Sedaka + ASIS = just plain dumb luck

Thursday, August 30, 2007
Am I the only one who's pumped to see Neil Sedaka at the Orleans in Vegas during the ASIS show? Oh, I am, huh? Have you not heard 1969's Working on a Groovy Thing?

Raefield out of retirement to lead Edge-Integration

Tuesday, August 28, 2007
Dennis Raefield has left the sweet world of retirement to join up-and-coming IP access control manufacturer Edge-Integration. Some of you may remember him as the former head of Honeywell Access Control, or the guy who bought Ademco. Or maybe you remember him from his days at Ortega. I talked to him on the phone the other day, and he said, "This is the hottest thing I've ever seen in access control." And he's seen a lot of stuff.

Saflink's FLO sale goes through

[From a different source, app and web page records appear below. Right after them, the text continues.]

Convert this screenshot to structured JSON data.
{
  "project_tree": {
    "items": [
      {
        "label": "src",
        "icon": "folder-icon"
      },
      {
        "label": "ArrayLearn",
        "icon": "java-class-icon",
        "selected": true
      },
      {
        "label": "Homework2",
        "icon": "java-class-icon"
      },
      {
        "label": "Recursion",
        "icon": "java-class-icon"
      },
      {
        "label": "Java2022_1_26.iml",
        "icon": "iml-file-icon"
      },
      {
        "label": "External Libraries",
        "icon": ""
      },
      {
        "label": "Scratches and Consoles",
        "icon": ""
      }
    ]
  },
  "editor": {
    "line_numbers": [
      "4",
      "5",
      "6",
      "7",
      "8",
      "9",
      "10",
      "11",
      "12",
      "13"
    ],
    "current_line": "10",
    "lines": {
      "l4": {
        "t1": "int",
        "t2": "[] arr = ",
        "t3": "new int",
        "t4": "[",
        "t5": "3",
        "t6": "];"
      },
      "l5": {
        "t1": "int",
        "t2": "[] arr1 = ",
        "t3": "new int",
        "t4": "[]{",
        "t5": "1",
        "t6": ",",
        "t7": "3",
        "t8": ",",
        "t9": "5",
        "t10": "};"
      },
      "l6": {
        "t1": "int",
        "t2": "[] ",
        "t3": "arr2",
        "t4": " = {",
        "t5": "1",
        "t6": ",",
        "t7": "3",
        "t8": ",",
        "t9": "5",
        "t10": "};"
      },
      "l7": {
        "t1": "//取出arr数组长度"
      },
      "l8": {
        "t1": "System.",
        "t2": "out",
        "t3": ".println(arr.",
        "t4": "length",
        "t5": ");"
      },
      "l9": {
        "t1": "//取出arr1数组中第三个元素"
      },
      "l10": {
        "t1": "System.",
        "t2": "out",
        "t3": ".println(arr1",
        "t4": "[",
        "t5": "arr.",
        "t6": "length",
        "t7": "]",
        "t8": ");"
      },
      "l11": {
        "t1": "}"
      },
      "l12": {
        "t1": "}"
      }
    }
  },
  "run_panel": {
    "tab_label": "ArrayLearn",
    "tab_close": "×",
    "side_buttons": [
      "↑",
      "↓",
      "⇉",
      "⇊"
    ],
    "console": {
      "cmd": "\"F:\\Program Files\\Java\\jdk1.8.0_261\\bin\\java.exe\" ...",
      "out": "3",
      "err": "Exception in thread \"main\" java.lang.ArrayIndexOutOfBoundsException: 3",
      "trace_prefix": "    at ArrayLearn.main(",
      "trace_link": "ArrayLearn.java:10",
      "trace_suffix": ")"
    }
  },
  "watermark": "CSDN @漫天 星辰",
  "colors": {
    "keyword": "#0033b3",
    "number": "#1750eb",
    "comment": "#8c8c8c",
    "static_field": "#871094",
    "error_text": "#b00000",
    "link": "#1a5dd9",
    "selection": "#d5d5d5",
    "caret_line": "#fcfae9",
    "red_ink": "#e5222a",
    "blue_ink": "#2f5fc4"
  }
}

Monday, August 27, 2007
The crosses and dots are all finished with in Saflink's sale of its Registered Traveler assets to the company it created, FLO. Once the organizer and leader of the FLO Alliance, Saflink went so far as to reorganize itself around FLO, but now has chosen to sell off its FLO assets to a corporation that it created, but in which it now holds just 23% equity interest. Simply put, Saflink needed the cash. CEO Steve Oyer's plan to focus on monetizing the company's assets seems like a solid one, but it's got to be disappointing that Saflink won't see through what seemed to have revenue-creating potential. Note that former Safllink CEO Glenn Argenbright, the driver behind Saflink's foray into FLO, now runs FLO Corp. and has resigned from the Saflink board.

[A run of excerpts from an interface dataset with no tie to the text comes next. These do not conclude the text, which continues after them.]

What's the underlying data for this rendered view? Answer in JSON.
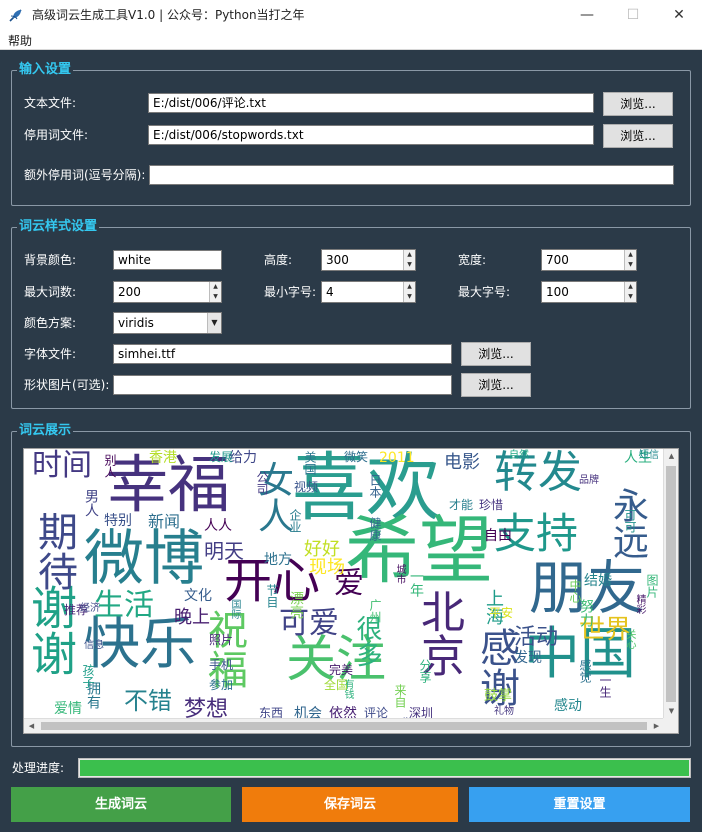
{
  "window": {
    "title": "高级词云生成工具V1.0 | 公众号：Python当打之年",
    "minimize_glyph": "—",
    "maximize_glyph": "☐",
    "close_glyph": "✕",
    "icon": "feather-icon"
  },
  "menu": {
    "help": "帮助"
  },
  "input_settings": {
    "title": "输入设置",
    "text_file_label": "文本文件:",
    "text_file_value": "E:/dist/006/评论.txt",
    "stopwords_label": "停用词文件:",
    "stopwords_value": "E:/dist/006/stopwords.txt",
    "extra_label": "额外停用词(逗号分隔):",
    "extra_value": "",
    "browse": "浏览..."
  },
  "style_settings": {
    "title": "词云样式设置",
    "bg_label": "背景颜色:",
    "bg_value": "white",
    "height_label": "高度:",
    "height_value": "300",
    "width_label": "宽度:",
    "width_value": "700",
    "max_words_label": "最大词数:",
    "max_words_value": "200",
    "min_font_label": "最小字号:",
    "min_font_value": "4",
    "max_font_label": "最大字号:",
    "max_font_value": "100",
    "colormap_label": "颜色方案:",
    "colormap_value": "viridis",
    "font_label": "字体文件:",
    "font_value": "simhei.ttf",
    "mask_label": "形状图片(可选):",
    "mask_value": "",
    "browse": "浏览..."
  },
  "display": {
    "title": "词云展示",
    "scroll_up": "▲",
    "scroll_down": "▼",
    "scroll_left": "◀",
    "scroll_right": "▶",
    "words": [
      {
        "t": "喜欢",
        "c": "#2a9d8f"
      },
      {
        "t": "希望",
        "c": "#35b779"
      },
      {
        "t": "幸福",
        "c": "#46327e"
      },
      {
        "t": "微博",
        "c": "#277f8e"
      },
      {
        "t": "朋友",
        "c": "#31688e"
      },
      {
        "t": "中国",
        "c": "#21918c"
      },
      {
        "t": "快乐",
        "c": "#2c728e"
      },
      {
        "t": "关注",
        "c": "#4ac16d"
      },
      {
        "t": "开心",
        "c": "#440154"
      },
      {
        "t": "感谢",
        "c": "#3b528b"
      },
      {
        "t": "谢谢",
        "c": "#1fa187"
      },
      {
        "t": "期待",
        "c": "#3e4989"
      },
      {
        "t": "转发",
        "c": "#23898e"
      },
      {
        "t": "支持",
        "c": "#1f988b"
      },
      {
        "t": "北京",
        "c": "#482878"
      },
      {
        "t": "永远",
        "c": "#365c8d"
      },
      {
        "t": "祝福",
        "c": "#5ec962"
      },
      {
        "t": "女人",
        "c": "#2a788e"
      },
      {
        "t": "时间",
        "c": "#443983"
      },
      {
        "t": "生活",
        "c": "#22a884"
      },
      {
        "t": "世界",
        "c": "#e5c31e"
      },
      {
        "t": "可爱",
        "c": "#414487"
      },
      {
        "t": "很多",
        "c": "#2db27d"
      },
      {
        "t": "活动",
        "c": "#3b528b"
      },
      {
        "t": "不错",
        "c": "#26828e"
      },
      {
        "t": "梦想",
        "c": "#472d7b"
      },
      {
        "t": "爱",
        "c": "#440154"
      },
      {
        "t": "好好",
        "c": "#c2df23"
      },
      {
        "t": "明天",
        "c": "#433e85"
      },
      {
        "t": "上海",
        "c": "#1e9c89"
      },
      {
        "t": "电影",
        "c": "#38588c"
      },
      {
        "t": "人生",
        "c": "#29af7f"
      },
      {
        "t": "晚上",
        "c": "#481f70"
      },
      {
        "t": "新闻",
        "c": "#2e6f8e"
      },
      {
        "t": "现场",
        "c": "#fde725"
      },
      {
        "t": "香港",
        "c": "#b5de2b"
      },
      {
        "t": "给力",
        "c": "#3f4788"
      },
      {
        "t": "地方",
        "c": "#2c718e"
      },
      {
        "t": "发现",
        "c": "#32658e"
      },
      {
        "t": "感动",
        "c": "#24878e"
      },
      {
        "t": "结婚",
        "c": "#25848e"
      },
      {
        "t": "努力",
        "c": "#3dbc74"
      },
      {
        "t": "文化",
        "c": "#365d8d"
      },
      {
        "t": "机会",
        "c": "#31668e"
      },
      {
        "t": "依然",
        "c": "#482173"
      },
      {
        "t": "评论",
        "c": "#3e4a89"
      },
      {
        "t": "深圳",
        "c": "#46337f"
      },
      {
        "t": "鼓掌",
        "c": "#95d840"
      },
      {
        "t": "特别",
        "c": "#3b528b"
      },
      {
        "t": "别人",
        "c": "#450559"
      },
      {
        "t": "爱情",
        "c": "#35b779"
      },
      {
        "t": "拥有",
        "c": "#2a788e"
      },
      {
        "t": "推荐",
        "c": "#482878"
      },
      {
        "t": "健康",
        "c": "#31688e"
      },
      {
        "t": "自由",
        "c": "#440154"
      },
      {
        "t": "珍惜",
        "c": "#463480"
      },
      {
        "t": "才能",
        "c": "#277f8e"
      },
      {
        "t": "2011",
        "c": "#fde725"
      },
      {
        "t": "照片",
        "c": "#482878"
      },
      {
        "t": "图片",
        "c": "#35b779"
      },
      {
        "t": "分享",
        "c": "#2db27d"
      },
      {
        "t": "公司",
        "c": "#443983"
      },
      {
        "t": "手机",
        "c": "#3b528b"
      },
      {
        "t": "可可",
        "c": "#21918c"
      },
      {
        "t": "男人",
        "c": "#414487"
      },
      {
        "t": "平安",
        "c": "#d8e219"
      },
      {
        "t": "中心",
        "c": "#6ccd5a"
      },
      {
        "t": "感觉",
        "c": "#2c728e"
      },
      {
        "t": "全国",
        "c": "#a0da39"
      },
      {
        "t": "企业",
        "c": "#287d8e"
      },
      {
        "t": "视频",
        "c": "#3a548c"
      },
      {
        "t": "美国",
        "c": "#2a768e"
      },
      {
        "t": "发展",
        "c": "#1f988b"
      },
      {
        "t": "完美",
        "c": "#481b6d"
      },
      {
        "t": "广州",
        "c": "#42be71"
      },
      {
        "t": "来自",
        "c": "#75d054"
      },
      {
        "t": "微笑",
        "c": "#2e6e8e"
      },
      {
        "t": "自然",
        "c": "#22a884"
      },
      {
        "t": "学习",
        "c": "#3e4989"
      },
      {
        "t": "人人",
        "c": "#440154"
      },
      {
        "t": "节目",
        "c": "#25848e"
      },
      {
        "t": "漂亮",
        "c": "#7ad151"
      },
      {
        "t": "日本",
        "c": "#33628d"
      },
      {
        "t": "东西",
        "c": "#404688"
      },
      {
        "t": "国际",
        "c": "#26828e"
      },
      {
        "t": "有钱",
        "c": "#2db27d"
      },
      {
        "t": "孩子",
        "c": "#1f9e89"
      },
      {
        "t": "经济",
        "c": "#3f4788"
      },
      {
        "t": "城市",
        "c": "#470d60"
      },
      {
        "t": "品牌",
        "c": "#46327e"
      },
      {
        "t": "礼物",
        "c": "#453781"
      },
      {
        "t": "关心",
        "c": "#50c46a"
      },
      {
        "t": "精彩",
        "c": "#48186a"
      },
      {
        "t": "短信",
        "c": "#23898e"
      },
      {
        "t": "信息",
        "c": "#3b528b"
      },
      {
        "t": "一年",
        "c": "#35b779"
      },
      {
        "t": "参加",
        "c": "#2c718e"
      },
      {
        "t": "一生",
        "c": "#482878"
      }
    ]
  },
  "progress": {
    "label": "处理进度:",
    "value": 1.0
  },
  "actions": {
    "generate": "生成词云",
    "save": "保存词云",
    "reset": "重置设置",
    "colors": {
      "generate": "#44a048",
      "save": "#f07c0c",
      "reset": "#37a0f0"
    }
  }
}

Integrators putting on shows

Thursday, August 23, 2007
Aronson Security Group, also known as ASG, but not the same ASG as the one run by Joe Nuccio, announced this week the slate for its 7th annual Security Summit. Looks like a good lineup, with Bob Hayes, managing director of the CSO Executive Security Council; Bill Jacobs, the director of Risk Technologies for Cisco (Cisco's security guy); Charlie Beck, deputy chief of the LAPD; and Steve Hunt, head of 4A International and a security dreamer. More and more, it seems, integrators are getting into the conference/expo/trade show act, helping customers forgo the need for a trip to ASIS. Inital's doing it. Service Works is doing it. Are you doing it?

Environmentalism IS security

Wednesday, August 22, 2007
Hey, resellers and integrators, time to get into the sweater business.

Securing New Ground releases impressive lineup

Monday, August 20, 2007
I got the Securing New Ground hype pamphlent in the mail the other day and I just want to highlight a couple points of interest (though we are not a sponsoring publication - goodness I'm magnanimous). Anyway, I thought last year's conference was solid, and though there are some repeat faces and topics this year, there are also some new faces worth noting. First, keynoter Julie Donahue is certainly of interest. As VP of the Global Technology Services Group for IBM, she's in charge of the big S3 push and all of IBM's security efforts. When I spoke with her at ISC West, she felt IBM's analytics were head and shoulders above the competition's. I'm also interested in hearing Robert Farenhem as part of the "Reinventing the Dealer" panel. He, along with his Royal Palm Capital colleague Rick Rochon, replaced Steve Ruzika, who was much praised by industry types, at Devcon. Finally, John Carter, head of Carter Bros., who bought Edwards Service from GE last year, seems to be getting the attention he deserves. He'll be on a panel with UTC's Antonio Cintra and Nortel's John Sheridan, two big players. Okay, the conference will cost ya $1,395, even with the early bird special, and you'll be ponying up big dollars to stay in Manhattan, but if you're looking for chairmen, presidents, and the like, Securing New Ground ain't bad for rubbing elbows.